(Provided records):

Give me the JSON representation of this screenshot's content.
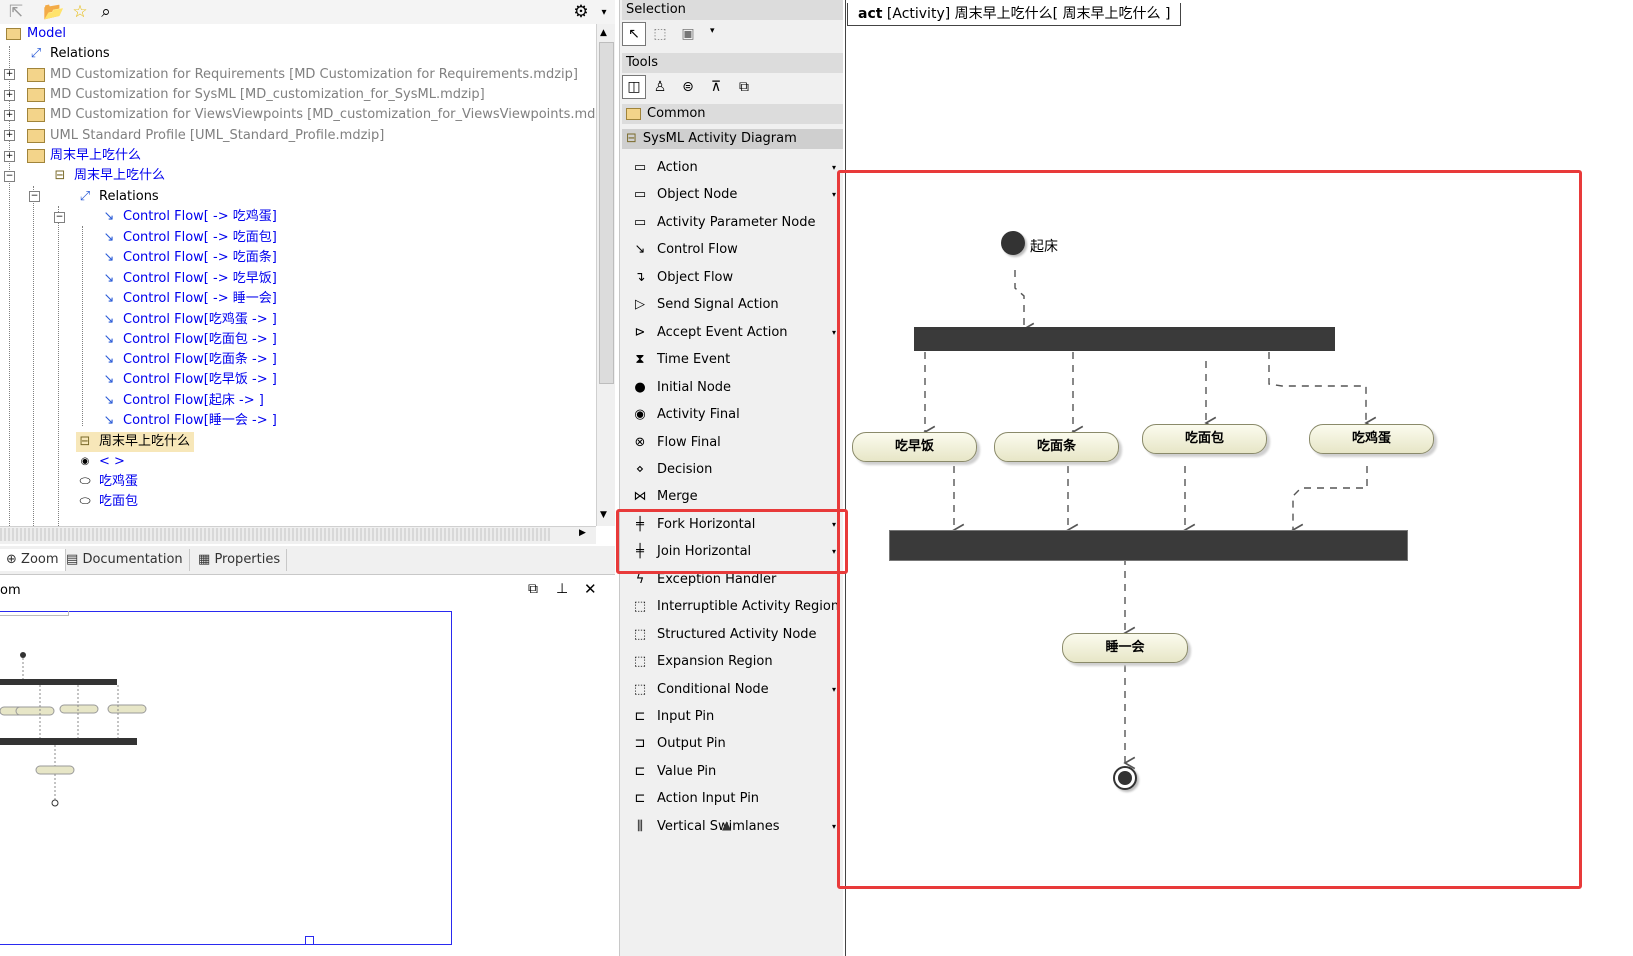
{
  "browser": {
    "tree": [
      {
        "label": "Model",
        "style": "blue"
      },
      {
        "label": "Relations",
        "style": "black"
      },
      {
        "label": "MD Customization for Requirements [MD Customization for Requirements.mdzip]",
        "style": "grey"
      },
      {
        "label": "MD Customization for SysML [MD_customization_for_SysML.mdzip]",
        "style": "grey"
      },
      {
        "label": "MD Customization for ViewsViewpoints [MD_customization_for_ViewsViewpoints.mdzip]",
        "style": "grey"
      },
      {
        "label": "UML Standard Profile [UML_Standard_Profile.mdzip]",
        "style": "grey"
      },
      {
        "label": "周末早上吃什么",
        "style": "blue"
      },
      {
        "label": "周末早上吃什么",
        "style": "blue"
      },
      {
        "label": "Relations",
        "style": "black"
      },
      {
        "label": "Control Flow[ -> 吃鸡蛋]",
        "style": "blue"
      },
      {
        "label": "Control Flow[ -> 吃面包]",
        "style": "blue"
      },
      {
        "label": "Control Flow[ -> 吃面条]",
        "style": "blue"
      },
      {
        "label": "Control Flow[ -> 吃早饭]",
        "style": "blue"
      },
      {
        "label": "Control Flow[ -> 睡一会]",
        "style": "blue"
      },
      {
        "label": "Control Flow[吃鸡蛋 -> ]",
        "style": "blue"
      },
      {
        "label": "Control Flow[吃面包 -> ]",
        "style": "blue"
      },
      {
        "label": "Control Flow[吃面条 -> ]",
        "style": "blue"
      },
      {
        "label": "Control Flow[吃早饭 -> ]",
        "style": "blue"
      },
      {
        "label": "Control Flow[起床 -> ]",
        "style": "blue"
      },
      {
        "label": "Control Flow[睡一会 -> ]",
        "style": "blue"
      },
      {
        "label": "周末早上吃什么",
        "style": "selected"
      },
      {
        "label": "< >",
        "style": "blue"
      },
      {
        "label": "吃鸡蛋",
        "style": "blue"
      },
      {
        "label": "吃面包",
        "style": "blue"
      }
    ],
    "tabs": [
      "Zoom",
      "Documentation",
      "Properties"
    ],
    "zoom_title": "om"
  },
  "palette": {
    "selection_header": "Selection",
    "tools_header": "Tools",
    "groups": [
      "Common",
      "SysML Activity Diagram"
    ],
    "items": [
      {
        "label": "Action",
        "icon": "action-icon",
        "glyph": "▭",
        "arrow": true
      },
      {
        "label": "Object Node",
        "icon": "object-node-icon",
        "glyph": "▭",
        "arrow": true
      },
      {
        "label": "Activity Parameter Node",
        "icon": "activity-parameter-node-icon",
        "glyph": "▭",
        "arrow": false
      },
      {
        "label": "Control Flow",
        "icon": "control-flow-icon",
        "glyph": "↘",
        "arrow": false
      },
      {
        "label": "Object Flow",
        "icon": "object-flow-icon",
        "glyph": "↴",
        "arrow": false
      },
      {
        "label": "Send Signal Action",
        "icon": "send-signal-icon",
        "glyph": "▷",
        "arrow": false
      },
      {
        "label": "Accept Event Action",
        "icon": "accept-event-icon",
        "glyph": "⊳",
        "arrow": true
      },
      {
        "label": "Time Event",
        "icon": "time-event-icon",
        "glyph": "⧗",
        "arrow": false
      },
      {
        "label": "Initial Node",
        "icon": "initial-node-icon",
        "glyph": "●",
        "arrow": false
      },
      {
        "label": "Activity Final",
        "icon": "activity-final-icon",
        "glyph": "◉",
        "arrow": false
      },
      {
        "label": "Flow Final",
        "icon": "flow-final-icon",
        "glyph": "⊗",
        "arrow": false
      },
      {
        "label": "Decision",
        "icon": "decision-icon",
        "glyph": "⋄",
        "arrow": false
      },
      {
        "label": "Merge",
        "icon": "merge-icon",
        "glyph": "⋈",
        "arrow": false
      },
      {
        "label": "Fork Horizontal",
        "icon": "fork-horizontal-icon",
        "glyph": "╪",
        "arrow": true
      },
      {
        "label": "Join Horizontal",
        "icon": "join-horizontal-icon",
        "glyph": "╪",
        "arrow": true
      },
      {
        "label": "Exception Handler",
        "icon": "exception-handler-icon",
        "glyph": "ϟ",
        "arrow": false
      },
      {
        "label": "Interruptible Activity Region",
        "icon": "interruptible-region-icon",
        "glyph": "⬚",
        "arrow": false
      },
      {
        "label": "Structured Activity Node",
        "icon": "structured-node-icon",
        "glyph": "⬚",
        "arrow": false
      },
      {
        "label": "Expansion Region",
        "icon": "expansion-region-icon",
        "glyph": "⬚",
        "arrow": false
      },
      {
        "label": "Conditional Node",
        "icon": "conditional-node-icon",
        "glyph": "⬚",
        "arrow": true
      },
      {
        "label": "Input Pin",
        "icon": "input-pin-icon",
        "glyph": "⊏",
        "arrow": false
      },
      {
        "label": "Output Pin",
        "icon": "output-pin-icon",
        "glyph": "⊐",
        "arrow": false
      },
      {
        "label": "Value Pin",
        "icon": "value-pin-icon",
        "glyph": "⊏",
        "arrow": false
      },
      {
        "label": "Action Input Pin",
        "icon": "action-input-pin-icon",
        "glyph": "⊏",
        "arrow": false
      },
      {
        "label": "Vertical Swimlanes",
        "icon": "vertical-swimlanes-icon",
        "glyph": "⫼",
        "arrow": true
      }
    ]
  },
  "diagram": {
    "frame_kind": "act",
    "frame_title": "[Activity] 周末早上吃什么[ 周末早上吃什么 ]",
    "initial_label": "起床",
    "actions": [
      "吃早饭",
      "吃面条",
      "吃面包",
      "吃鸡蛋",
      "睡一会"
    ]
  },
  "colors": {
    "highlight": "#e83a3a",
    "link_blue": "#0000ee",
    "bar": "#3a3a3a",
    "node_fill": "#f4f3dc"
  }
}
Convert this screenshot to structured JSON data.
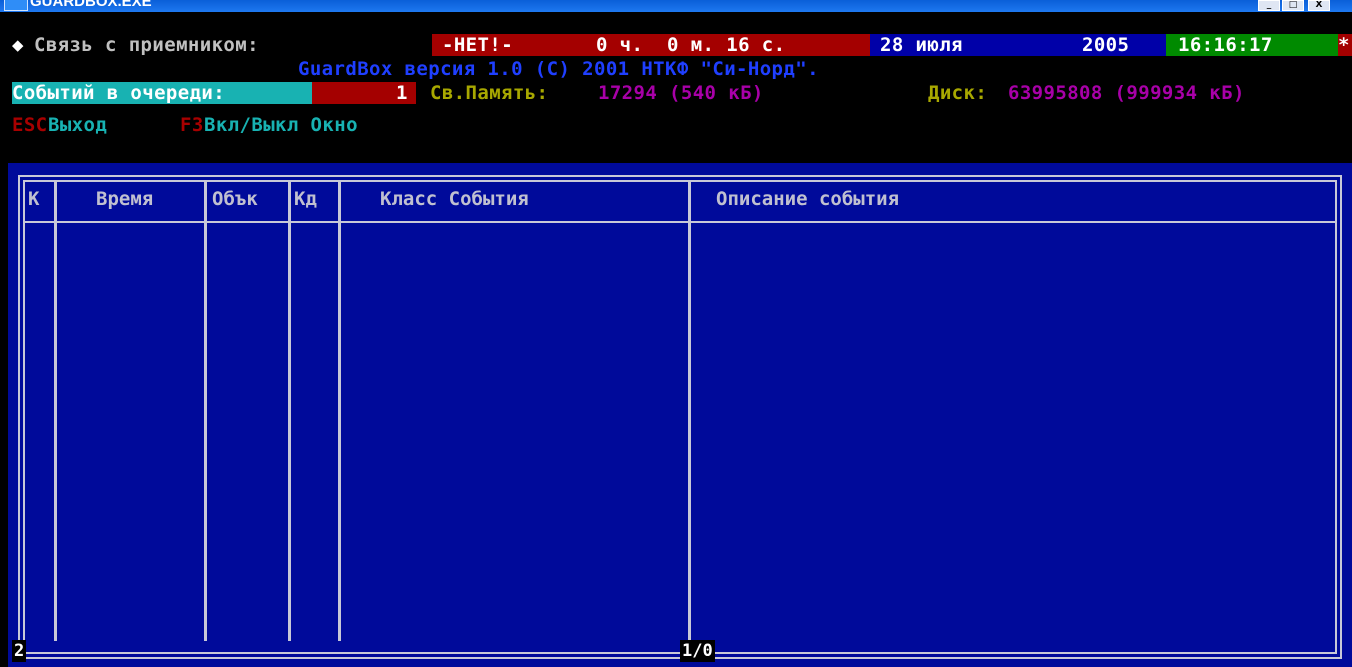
{
  "window": {
    "title": "GUARDBOX.EXE",
    "buttons": [
      "_",
      "□",
      "X"
    ]
  },
  "status": {
    "diamond": "◆",
    "link_label": "Связь с приемником:",
    "link_value": "-НЕТ!-",
    "uptime": "0 ч.  0 м. 16 с.",
    "date": "28 июля",
    "year": "2005",
    "time": "16:16:17",
    "star": "*"
  },
  "version_line": "GuardBox версия 1.0 (С) 2001 НТКФ \"Си-Норд\".",
  "queue": {
    "label": "Событий в очереди:",
    "count": "1",
    "mem_label": "Св.Память:",
    "mem_value": "17294 (540 кБ)",
    "disk_label": "Диск:",
    "disk_value": "63995808 (999934 кБ)"
  },
  "hotkeys": {
    "esc_key": "ESC",
    "esc_label": "Выход",
    "f3_key": "F3",
    "f3_label": "Вкл/Выкл Окно"
  },
  "table": {
    "columns": [
      "К",
      "Время",
      "Обък",
      "Кд",
      "Класс События",
      "Описание события"
    ],
    "rows": []
  },
  "footer": {
    "left": "2",
    "page": "1/0"
  },
  "colors": {
    "panel_bg": "#000a9a",
    "border": "#c8c8d8",
    "red_bg": "#a40000",
    "green_bg": "#008a00",
    "cyan": "#18b2b2"
  }
}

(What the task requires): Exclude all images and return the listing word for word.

(The completed task):
Give me the JSON representation of this screenshot's content.
{
  "browser": {
    "tree": [
      {
        "label": "Model",
        "style": "blue"
      },
      {
        "label": "Relations",
        "style": "black"
      },
      {
        "label": "MD Customization for Requirements [MD Customization for Requirements.mdzip]",
        "style": "grey"
      },
      {
        "label": "MD Customization for SysML [MD_customization_for_SysML.mdzip]",
        "style": "grey"
      },
      {
        "label": "MD Customization for ViewsViewpoints [MD_customization_for_ViewsViewpoints.mdzip]",
        "style": "grey"
      },
      {
        "label": "UML Standard Profile [UML_Standard_Profile.mdzip]",
        "style": "grey"
      },
      {
        "label": "周末早上吃什么",
        "style": "blue"
      },
      {
        "label": "周末早上吃什么",
        "style": "blue"
      },
      {
        "label": "Relations",
        "style": "black"
      },
      {
        "label": "Control Flow[ -> 吃鸡蛋]",
        "style": "blue"
      },
      {
        "label": "Control Flow[ -> 吃面包]",
        "style": "blue"
      },
      {
        "label": "Control Flow[ -> 吃面条]",
        "style": "blue"
      },
      {
        "label": "Control Flow[ -> 吃早饭]",
        "style": "blue"
      },
      {
        "label": "Control Flow[ -> 睡一会]",
        "style": "blue"
      },
      {
        "label": "Control Flow[吃鸡蛋 -> ]",
        "style": "blue"
      },
      {
        "label": "Control Flow[吃面包 -> ]",
        "style": "blue"
      },
      {
        "label": "Control Flow[吃面条 -> ]",
        "style": "blue"
      },
      {
        "label": "Control Flow[吃早饭 -> ]",
        "style": "blue"
      },
      {
        "label": "Control Flow[起床 -> ]",
        "style": "blue"
      },
      {
        "label": "Control Flow[睡一会 -> ]",
        "style": "blue"
      },
      {
        "label": "周末早上吃什么",
        "style": "selected"
      },
      {
        "label": "< >",
        "style": "blue"
      },
      {
        "label": "吃鸡蛋",
        "style": "blue"
      },
      {
        "label": "吃面包",
        "style": "blue"
      }
    ],
    "tabs": [
      "Zoom",
      "Documentation",
      "Properties"
    ],
    "zoom_title": "om"
  },
  "palette": {
    "selection_header": "Selection",
    "tools_header": "Tools",
    "groups": [
      "Common",
      "SysML Activity Diagram"
    ],
    "items": [
      {
        "label": "Action",
        "icon": "action-icon",
        "glyph": "▭",
        "arrow": true
      },
      {
        "label": "Object Node",
        "icon": "object-node-icon",
        "glyph": "▭",
        "arrow": true
      },
      {
        "label": "Activity Parameter Node",
        "icon": "activity-parameter-node-icon",
        "glyph": "▭",
        "arrow": false
      },
      {
        "label": "Control Flow",
        "icon": "control-flow-icon",
        "glyph": "↘",
        "arrow": false
      },
      {
        "label": "Object Flow",
        "icon": "object-flow-icon",
        "glyph": "↴",
        "arrow": false
      },
      {
        "label": "Send Signal Action",
        "icon": "send-signal-icon",
        "glyph": "▷",
        "arrow": false
      },
      {
        "label": "Accept Event Action",
        "icon": "accept-event-icon",
        "glyph": "⊳",
        "arrow": true
      },
      {
        "label": "Time Event",
        "icon": "time-event-icon",
        "glyph": "⧗",
        "arrow": false
      },
      {
        "label": "Initial Node",
        "icon": "initial-node-icon",
        "glyph": "●",
        "arrow": false
      },
      {
        "label": "Activity Final",
        "icon": "activity-final-icon",
        "glyph": "◉",
        "arrow": false
      },
      {
        "label": "Flow Final",
        "icon": "flow-final-icon",
        "glyph": "⊗",
        "arrow": false
      },
      {
        "label": "Decision",
        "icon": "decision-icon",
        "glyph": "⋄",
        "arrow": false
      },
      {
        "label": "Merge",
        "icon": "merge-icon",
        "glyph": "⋈",
        "arrow": false
      },
      {
        "label": "Fork Horizontal",
        "icon": "fork-horizontal-icon",
        "glyph": "╪",
        "arrow": true
      },
      {
        "label": "Join Horizontal",
        "icon": "join-horizontal-icon",
        "glyph": "╪",
        "arrow": true
      },
      {
        "label": "Exception Handler",
        "icon": "exception-handler-icon",
        "glyph": "ϟ",
        "arrow": false
      },
      {
        "label": "Interruptible Activity Region",
        "icon": "interruptible-region-icon",
        "glyph": "⬚",
        "arrow": false
      },
      {
        "label": "Structured Activity Node",
        "icon": "structured-node-icon",
        "glyph": "⬚",
        "arrow": false
      },
      {
        "label": "Expansion Region",
        "icon": "expansion-region-icon",
        "glyph": "⬚",
        "arrow": false
      },
      {
        "label": "Conditional Node",
        "icon": "conditional-node-icon",
        "glyph": "⬚",
        "arrow": true
      },
      {
        "label": "Input Pin",
        "icon": "input-pin-icon",
        "glyph": "⊏",
        "arrow": false
      },
      {
        "label": "Output Pin",
        "icon": "output-pin-icon",
        "glyph": "⊐",
        "arrow": false
      },
      {
        "label": "Value Pin",
        "icon": "value-pin-icon",
        "glyph": "⊏",
        "arrow": false
      },
      {
        "label": "Action Input Pin",
        "icon": "action-input-pin-icon",
        "glyph": "⊏",
        "arrow": false
      },
      {
        "label": "Vertical Swimlanes",
        "icon": "vertical-swimlanes-icon",
        "glyph": "⫼",
        "arrow": true
      }
    ]
  },
  "diagram": {
    "frame_kind": "act",
    "frame_title": "[Activity] 周末早上吃什么[ 周末早上吃什么 ]",
    "initial_label": "起床",
    "actions": [
      "吃早饭",
      "吃面条",
      "吃面包",
      "吃鸡蛋",
      "睡一会"
    ]
  },
  "colors": {
    "highlight": "#e83a3a",
    "link_blue": "#0000ee",
    "bar": "#3a3a3a",
    "node_fill": "#f4f3dc"
  }
}
Convert this screenshot to structured JSON data.
{
  "window": {
    "title": "GUARDBOX.EXE",
    "buttons": [
      "_",
      "□",
      "X"
    ]
  },
  "status": {
    "diamond": "◆",
    "link_label": "Связь с приемником:",
    "link_value": "-НЕТ!-",
    "uptime": "0 ч.  0 м. 16 с.",
    "date": "28 июля",
    "year": "2005",
    "time": "16:16:17",
    "star": "*"
  },
  "version_line": "GuardBox версия 1.0 (С) 2001 НТКФ \"Си-Норд\".",
  "queue": {
    "label": "Событий в очереди:",
    "count": "1",
    "mem_label": "Св.Память:",
    "mem_value": "17294 (540 кБ)",
    "disk_label": "Диск:",
    "disk_value": "63995808 (999934 кБ)"
  },
  "hotkeys": {
    "esc_key": "ESC",
    "esc_label": "Выход",
    "f3_key": "F3",
    "f3_label": "Вкл/Выкл Окно"
  },
  "table": {
    "columns": [
      "К",
      "Время",
      "Обък",
      "Кд",
      "Класс События",
      "Описание события"
    ],
    "rows": []
  },
  "footer": {
    "left": "2",
    "page": "1/0"
  },
  "colors": {
    "panel_bg": "#000a9a",
    "border": "#c8c8d8",
    "red_bg": "#a40000",
    "green_bg": "#008a00",
    "cyan": "#18b2b2"
  }
}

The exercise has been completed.